## DATA SECTION
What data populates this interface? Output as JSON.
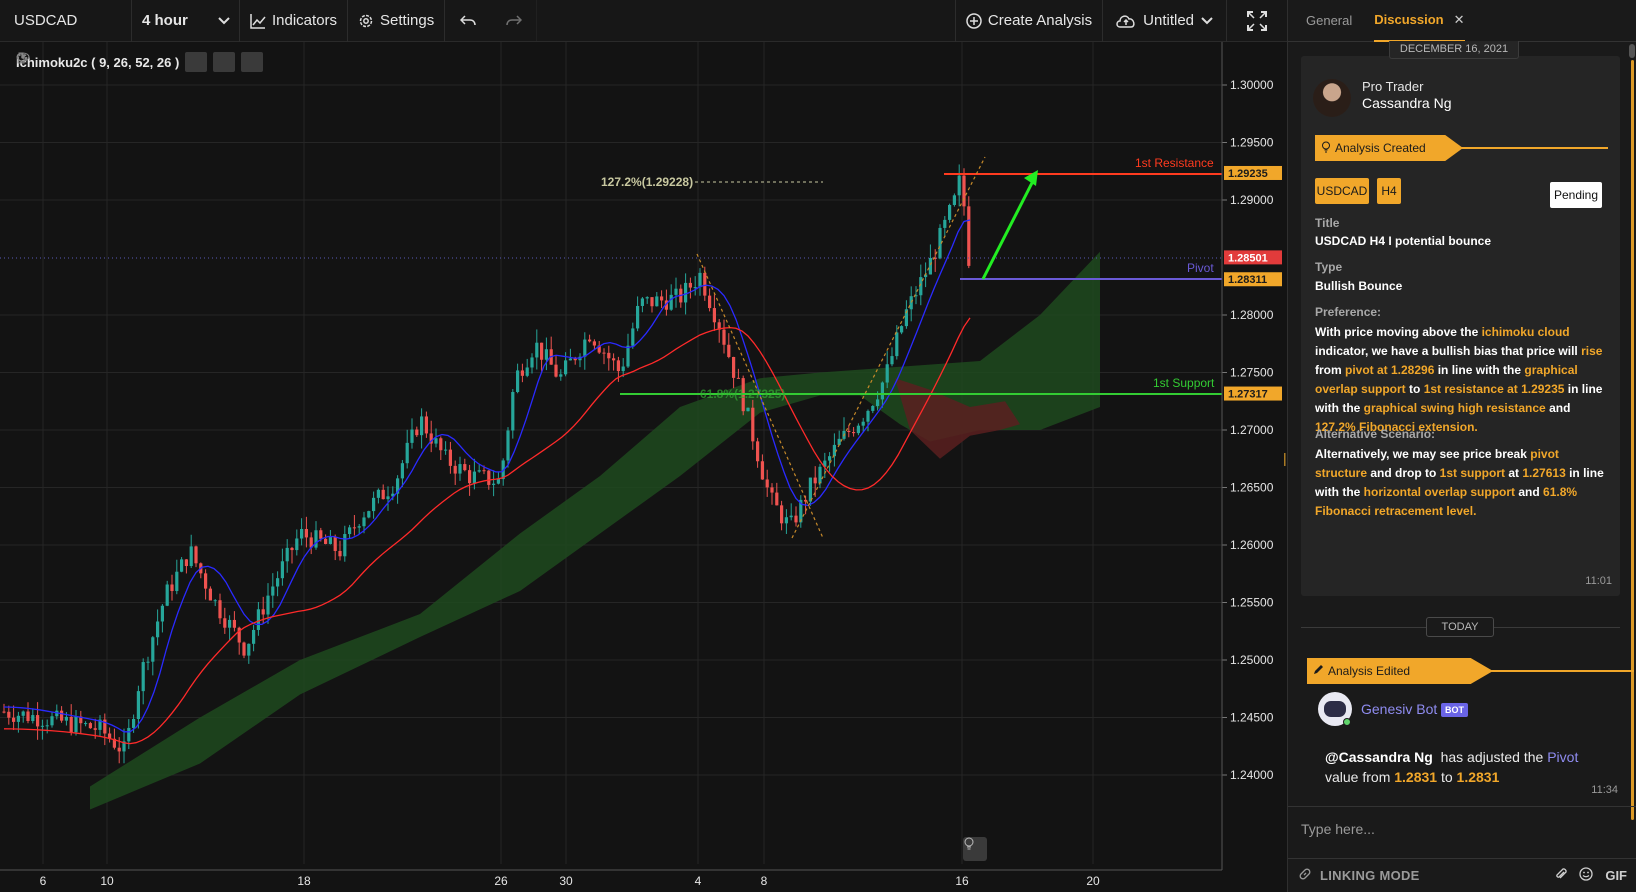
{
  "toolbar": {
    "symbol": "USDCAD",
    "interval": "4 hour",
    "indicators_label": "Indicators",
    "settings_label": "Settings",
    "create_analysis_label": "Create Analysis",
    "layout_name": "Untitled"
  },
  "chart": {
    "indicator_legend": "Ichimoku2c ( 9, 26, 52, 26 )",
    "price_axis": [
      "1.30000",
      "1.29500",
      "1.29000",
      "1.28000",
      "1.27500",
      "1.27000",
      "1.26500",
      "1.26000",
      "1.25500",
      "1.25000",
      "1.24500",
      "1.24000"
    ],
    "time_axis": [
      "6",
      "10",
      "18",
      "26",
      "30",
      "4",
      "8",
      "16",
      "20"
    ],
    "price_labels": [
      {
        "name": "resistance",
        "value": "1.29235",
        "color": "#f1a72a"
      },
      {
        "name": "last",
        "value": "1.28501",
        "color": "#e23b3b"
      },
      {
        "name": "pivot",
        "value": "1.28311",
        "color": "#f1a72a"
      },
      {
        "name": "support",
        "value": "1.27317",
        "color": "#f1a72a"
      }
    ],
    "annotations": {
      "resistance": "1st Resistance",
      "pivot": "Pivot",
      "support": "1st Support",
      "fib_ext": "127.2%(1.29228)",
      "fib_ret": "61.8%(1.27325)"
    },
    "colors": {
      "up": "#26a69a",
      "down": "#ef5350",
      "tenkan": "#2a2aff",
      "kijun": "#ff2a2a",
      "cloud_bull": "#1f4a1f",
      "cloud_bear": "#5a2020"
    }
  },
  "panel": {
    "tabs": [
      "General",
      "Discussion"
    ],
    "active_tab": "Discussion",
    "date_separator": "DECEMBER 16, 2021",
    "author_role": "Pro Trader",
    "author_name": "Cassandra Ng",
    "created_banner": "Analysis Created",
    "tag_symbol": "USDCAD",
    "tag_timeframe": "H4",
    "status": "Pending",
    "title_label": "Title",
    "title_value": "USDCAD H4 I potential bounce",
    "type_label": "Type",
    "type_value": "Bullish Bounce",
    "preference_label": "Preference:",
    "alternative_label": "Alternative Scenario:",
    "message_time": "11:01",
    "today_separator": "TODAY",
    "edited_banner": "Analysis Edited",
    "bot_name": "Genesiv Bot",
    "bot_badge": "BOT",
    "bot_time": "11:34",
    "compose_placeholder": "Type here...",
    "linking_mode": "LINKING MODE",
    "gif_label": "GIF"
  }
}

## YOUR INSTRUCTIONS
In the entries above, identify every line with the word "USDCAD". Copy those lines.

## TASK RESPONSE
    "symbol": "USDCAD",
    "tag_symbol": "USDCAD",
    "title_value": "USDCAD H4 I potential bounce",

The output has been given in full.